◆ **Description of the task**
The required output is every record, written out exactly.

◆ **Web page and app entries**
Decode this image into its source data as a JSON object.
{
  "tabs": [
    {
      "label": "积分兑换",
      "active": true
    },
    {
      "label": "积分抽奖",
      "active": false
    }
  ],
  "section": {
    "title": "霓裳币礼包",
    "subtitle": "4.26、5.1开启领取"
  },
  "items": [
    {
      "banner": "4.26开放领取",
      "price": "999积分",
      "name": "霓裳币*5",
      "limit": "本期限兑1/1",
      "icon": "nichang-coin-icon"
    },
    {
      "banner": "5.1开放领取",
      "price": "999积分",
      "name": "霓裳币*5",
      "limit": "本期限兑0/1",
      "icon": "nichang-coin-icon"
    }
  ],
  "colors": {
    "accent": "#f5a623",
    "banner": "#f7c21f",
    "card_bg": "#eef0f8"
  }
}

◆ **Expected answer**
Decode this image into its source data as a JSON object.
{
  "tabs": [
    {
      "label": "积分兑换",
      "active": true
    },
    {
      "label": "积分抽奖",
      "active": false
    }
  ],
  "section": {
    "title": "霓裳币礼包",
    "subtitle": "4.26、5.1开启领取"
  },
  "items": [
    {
      "banner": "4.26开放领取",
      "price": "999积分",
      "name": "霓裳币*5",
      "limit": "本期限兑1/1",
      "icon": "nichang-coin-icon"
    },
    {
      "banner": "5.1开放领取",
      "price": "999积分",
      "name": "霓裳币*5",
      "limit": "本期限兑0/1",
      "icon": "nichang-coin-icon"
    }
  ],
  "colors": {
    "accent": "#f5a623",
    "banner": "#f7c21f",
    "card_bg": "#eef0f8"
  }
}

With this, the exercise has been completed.